RECORDS FOR THE TASK:
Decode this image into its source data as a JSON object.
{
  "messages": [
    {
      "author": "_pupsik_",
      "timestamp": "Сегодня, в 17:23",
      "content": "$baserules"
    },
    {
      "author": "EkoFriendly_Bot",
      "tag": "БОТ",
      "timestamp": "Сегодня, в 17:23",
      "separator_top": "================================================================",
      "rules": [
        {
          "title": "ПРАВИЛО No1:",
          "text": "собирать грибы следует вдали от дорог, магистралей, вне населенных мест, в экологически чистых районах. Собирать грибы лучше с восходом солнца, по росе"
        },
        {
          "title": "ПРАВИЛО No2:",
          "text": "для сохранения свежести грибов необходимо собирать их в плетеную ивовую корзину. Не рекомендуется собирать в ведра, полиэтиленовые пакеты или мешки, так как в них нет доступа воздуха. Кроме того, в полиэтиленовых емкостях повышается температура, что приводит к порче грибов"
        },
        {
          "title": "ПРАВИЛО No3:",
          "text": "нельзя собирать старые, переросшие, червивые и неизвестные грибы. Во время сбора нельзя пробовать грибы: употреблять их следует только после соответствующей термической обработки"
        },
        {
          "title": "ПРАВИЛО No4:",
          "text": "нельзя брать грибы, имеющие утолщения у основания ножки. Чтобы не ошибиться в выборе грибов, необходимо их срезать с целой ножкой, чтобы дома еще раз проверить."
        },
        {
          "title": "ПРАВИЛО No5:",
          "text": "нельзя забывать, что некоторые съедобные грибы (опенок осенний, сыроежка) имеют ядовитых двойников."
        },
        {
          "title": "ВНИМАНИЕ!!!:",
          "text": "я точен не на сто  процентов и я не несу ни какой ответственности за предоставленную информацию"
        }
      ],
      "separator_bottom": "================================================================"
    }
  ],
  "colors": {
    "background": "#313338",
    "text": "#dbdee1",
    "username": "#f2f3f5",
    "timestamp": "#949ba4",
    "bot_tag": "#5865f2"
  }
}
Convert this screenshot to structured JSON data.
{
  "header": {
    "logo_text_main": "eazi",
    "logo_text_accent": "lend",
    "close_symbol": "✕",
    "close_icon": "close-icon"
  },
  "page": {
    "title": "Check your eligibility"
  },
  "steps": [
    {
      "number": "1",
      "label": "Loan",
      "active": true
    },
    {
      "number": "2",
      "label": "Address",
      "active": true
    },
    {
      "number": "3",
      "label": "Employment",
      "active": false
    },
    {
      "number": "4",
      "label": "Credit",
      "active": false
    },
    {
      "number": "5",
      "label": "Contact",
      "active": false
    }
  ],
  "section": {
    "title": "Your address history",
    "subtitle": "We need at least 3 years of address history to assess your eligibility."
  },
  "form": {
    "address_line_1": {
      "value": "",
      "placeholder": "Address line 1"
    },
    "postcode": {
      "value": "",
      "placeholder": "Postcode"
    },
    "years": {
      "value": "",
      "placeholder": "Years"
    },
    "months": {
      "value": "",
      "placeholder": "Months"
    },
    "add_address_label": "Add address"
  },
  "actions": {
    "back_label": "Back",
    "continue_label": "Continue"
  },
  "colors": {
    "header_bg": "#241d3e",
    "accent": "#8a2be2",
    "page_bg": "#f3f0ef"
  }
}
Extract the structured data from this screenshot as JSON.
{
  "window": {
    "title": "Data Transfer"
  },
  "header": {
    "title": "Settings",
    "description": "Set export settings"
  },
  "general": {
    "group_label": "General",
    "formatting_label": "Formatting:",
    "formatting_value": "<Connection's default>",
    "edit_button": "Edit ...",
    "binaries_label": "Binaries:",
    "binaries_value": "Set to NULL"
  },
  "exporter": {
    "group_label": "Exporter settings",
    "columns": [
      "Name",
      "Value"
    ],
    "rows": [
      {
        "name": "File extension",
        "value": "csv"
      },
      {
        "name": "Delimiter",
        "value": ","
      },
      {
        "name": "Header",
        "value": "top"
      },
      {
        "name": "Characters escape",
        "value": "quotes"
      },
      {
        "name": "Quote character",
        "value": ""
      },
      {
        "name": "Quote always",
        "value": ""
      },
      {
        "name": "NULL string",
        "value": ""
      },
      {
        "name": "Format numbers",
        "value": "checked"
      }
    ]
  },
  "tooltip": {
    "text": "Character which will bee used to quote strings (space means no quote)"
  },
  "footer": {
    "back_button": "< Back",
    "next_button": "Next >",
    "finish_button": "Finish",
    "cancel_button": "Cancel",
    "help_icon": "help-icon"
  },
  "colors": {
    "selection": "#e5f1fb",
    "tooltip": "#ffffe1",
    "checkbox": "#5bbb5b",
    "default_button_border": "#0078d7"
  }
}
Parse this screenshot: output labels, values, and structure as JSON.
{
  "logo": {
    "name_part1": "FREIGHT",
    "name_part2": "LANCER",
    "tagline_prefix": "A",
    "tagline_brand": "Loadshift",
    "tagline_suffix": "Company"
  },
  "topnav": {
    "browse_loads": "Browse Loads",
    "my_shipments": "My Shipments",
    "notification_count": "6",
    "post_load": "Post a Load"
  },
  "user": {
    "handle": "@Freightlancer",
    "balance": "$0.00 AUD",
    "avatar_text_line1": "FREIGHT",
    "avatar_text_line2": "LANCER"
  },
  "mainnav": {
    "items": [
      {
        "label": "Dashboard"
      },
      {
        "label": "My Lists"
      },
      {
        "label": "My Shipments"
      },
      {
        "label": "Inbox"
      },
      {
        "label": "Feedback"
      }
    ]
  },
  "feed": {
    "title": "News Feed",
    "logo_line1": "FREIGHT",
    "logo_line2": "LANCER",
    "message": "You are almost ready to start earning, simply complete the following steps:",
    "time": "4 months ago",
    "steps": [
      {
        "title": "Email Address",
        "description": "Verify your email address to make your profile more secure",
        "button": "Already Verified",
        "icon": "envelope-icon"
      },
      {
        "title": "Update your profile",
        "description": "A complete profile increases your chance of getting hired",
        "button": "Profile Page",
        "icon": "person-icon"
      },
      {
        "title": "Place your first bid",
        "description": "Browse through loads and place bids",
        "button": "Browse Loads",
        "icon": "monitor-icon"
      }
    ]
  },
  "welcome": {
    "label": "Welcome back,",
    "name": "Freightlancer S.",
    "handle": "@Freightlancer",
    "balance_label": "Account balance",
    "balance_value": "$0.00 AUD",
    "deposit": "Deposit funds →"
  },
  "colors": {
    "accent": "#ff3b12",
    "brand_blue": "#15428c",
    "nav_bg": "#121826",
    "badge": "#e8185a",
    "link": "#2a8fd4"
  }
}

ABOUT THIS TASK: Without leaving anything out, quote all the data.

TASK RESULT:
Decode this image into its source data as a JSON object.
{
  "messages": [
    {
      "author": "_pupsik_",
      "timestamp": "Сегодня, в 17:23",
      "content": "$baserules"
    },
    {
      "author": "EkoFriendly_Bot",
      "tag": "БОТ",
      "timestamp": "Сегодня, в 17:23",
      "separator_top": "================================================================",
      "rules": [
        {
          "title": "ПРАВИЛО No1:",
          "text": "собирать грибы следует вдали от дорог, магистралей, вне населенных мест, в экологически чистых районах. Собирать грибы лучше с восходом солнца, по росе"
        },
        {
          "title": "ПРАВИЛО No2:",
          "text": "для сохранения свежести грибов необходимо собирать их в плетеную ивовую корзину. Не рекомендуется собирать в ведра, полиэтиленовые пакеты или мешки, так как в них нет доступа воздуха. Кроме того, в полиэтиленовых емкостях повышается температура, что приводит к порче грибов"
        },
        {
          "title": "ПРАВИЛО No3:",
          "text": "нельзя собирать старые, переросшие, червивые и неизвестные грибы. Во время сбора нельзя пробовать грибы: употреблять их следует только после соответствующей термической обработки"
        },
        {
          "title": "ПРАВИЛО No4:",
          "text": "нельзя брать грибы, имеющие утолщения у основания ножки. Чтобы не ошибиться в выборе грибов, необходимо их срезать с целой ножкой, чтобы дома еще раз проверить."
        },
        {
          "title": "ПРАВИЛО No5:",
          "text": "нельзя забывать, что некоторые съедобные грибы (опенок осенний, сыроежка) имеют ядовитых двойников."
        },
        {
          "title": "ВНИМАНИЕ!!!:",
          "text": "я точен не на сто  процентов и я не несу ни какой ответственности за предоставленную информацию"
        }
      ],
      "separator_bottom": "================================================================"
    }
  ],
  "colors": {
    "background": "#313338",
    "text": "#dbdee1",
    "username": "#f2f3f5",
    "timestamp": "#949ba4",
    "bot_tag": "#5865f2"
  }
}
Convert this screenshot to structured JSON data.
{
  "header": {
    "logo_text_main": "eazi",
    "logo_text_accent": "lend",
    "close_symbol": "✕",
    "close_icon": "close-icon"
  },
  "page": {
    "title": "Check your eligibility"
  },
  "steps": [
    {
      "number": "1",
      "label": "Loan",
      "active": true
    },
    {
      "number": "2",
      "label": "Address",
      "active": true
    },
    {
      "number": "3",
      "label": "Employment",
      "active": false
    },
    {
      "number": "4",
      "label": "Credit",
      "active": false
    },
    {
      "number": "5",
      "label": "Contact",
      "active": false
    }
  ],
  "section": {
    "title": "Your address history",
    "subtitle": "We need at least 3 years of address history to assess your eligibility."
  },
  "form": {
    "address_line_1": {
      "value": "",
      "placeholder": "Address line 1"
    },
    "postcode": {
      "value": "",
      "placeholder": "Postcode"
    },
    "years": {
      "value": "",
      "placeholder": "Years"
    },
    "months": {
      "value": "",
      "placeholder": "Months"
    },
    "add_address_label": "Add address"
  },
  "actions": {
    "back_label": "Back",
    "continue_label": "Continue"
  },
  "colors": {
    "header_bg": "#241d3e",
    "accent": "#8a2be2",
    "page_bg": "#f3f0ef"
  }
}
Extract the structured data from this screenshot as JSON.
{
  "window": {
    "title": "Data Transfer"
  },
  "header": {
    "title": "Settings",
    "description": "Set export settings"
  },
  "general": {
    "group_label": "General",
    "formatting_label": "Formatting:",
    "formatting_value": "<Connection's default>",
    "edit_button": "Edit ...",
    "binaries_label": "Binaries:",
    "binaries_value": "Set to NULL"
  },
  "exporter": {
    "group_label": "Exporter settings",
    "columns": [
      "Name",
      "Value"
    ],
    "rows": [
      {
        "name": "File extension",
        "value": "csv"
      },
      {
        "name": "Delimiter",
        "value": ","
      },
      {
        "name": "Header",
        "value": "top"
      },
      {
        "name": "Characters escape",
        "value": "quotes"
      },
      {
        "name": "Quote character",
        "value": ""
      },
      {
        "name": "Quote always",
        "value": ""
      },
      {
        "name": "NULL string",
        "value": ""
      },
      {
        "name": "Format numbers",
        "value": "checked"
      }
    ]
  },
  "tooltip": {
    "text": "Character which will bee used to quote strings (space means no quote)"
  },
  "footer": {
    "back_button": "< Back",
    "next_button": "Next >",
    "finish_button": "Finish",
    "cancel_button": "Cancel",
    "help_icon": "help-icon"
  },
  "colors": {
    "selection": "#e5f1fb",
    "tooltip": "#ffffe1",
    "checkbox": "#5bbb5b",
    "default_button_border": "#0078d7"
  }
}
Parse this screenshot: output labels, values, and structure as JSON.
{
  "logo": {
    "name_part1": "FREIGHT",
    "name_part2": "LANCER",
    "tagline_prefix": "A",
    "tagline_brand": "Loadshift",
    "tagline_suffix": "Company"
  },
  "topnav": {
    "browse_loads": "Browse Loads",
    "my_shipments": "My Shipments",
    "notification_count": "6",
    "post_load": "Post a Load"
  },
  "user": {
    "handle": "@Freightlancer",
    "balance": "$0.00 AUD",
    "avatar_text_line1": "FREIGHT",
    "avatar_text_line2": "LANCER"
  },
  "mainnav": {
    "items": [
      {
        "label": "Dashboard"
      },
      {
        "label": "My Lists"
      },
      {
        "label": "My Shipments"
      },
      {
        "label": "Inbox"
      },
      {
        "label": "Feedback"
      }
    ]
  },
  "feed": {
    "title": "News Feed",
    "logo_line1": "FREIGHT",
    "logo_line2": "LANCER",
    "message": "You are almost ready to start earning, simply complete the following steps:",
    "time": "4 months ago",
    "steps": [
      {
        "title": "Email Address",
        "description": "Verify your email address to make your profile more secure",
        "button": "Already Verified",
        "icon": "envelope-icon"
      },
      {
        "title": "Update your profile",
        "description": "A complete profile increases your chance of getting hired",
        "button": "Profile Page",
        "icon": "person-icon"
      },
      {
        "title": "Place your first bid",
        "description": "Browse through loads and place bids",
        "button": "Browse Loads",
        "icon": "monitor-icon"
      }
    ]
  },
  "welcome": {
    "label": "Welcome back,",
    "name": "Freightlancer S.",
    "handle": "@Freightlancer",
    "balance_label": "Account balance",
    "balance_value": "$0.00 AUD",
    "deposit": "Deposit funds →"
  },
  "colors": {
    "accent": "#ff3b12",
    "brand_blue": "#15428c",
    "nav_bg": "#121826",
    "badge": "#e8185a",
    "link": "#2a8fd4"
  }
}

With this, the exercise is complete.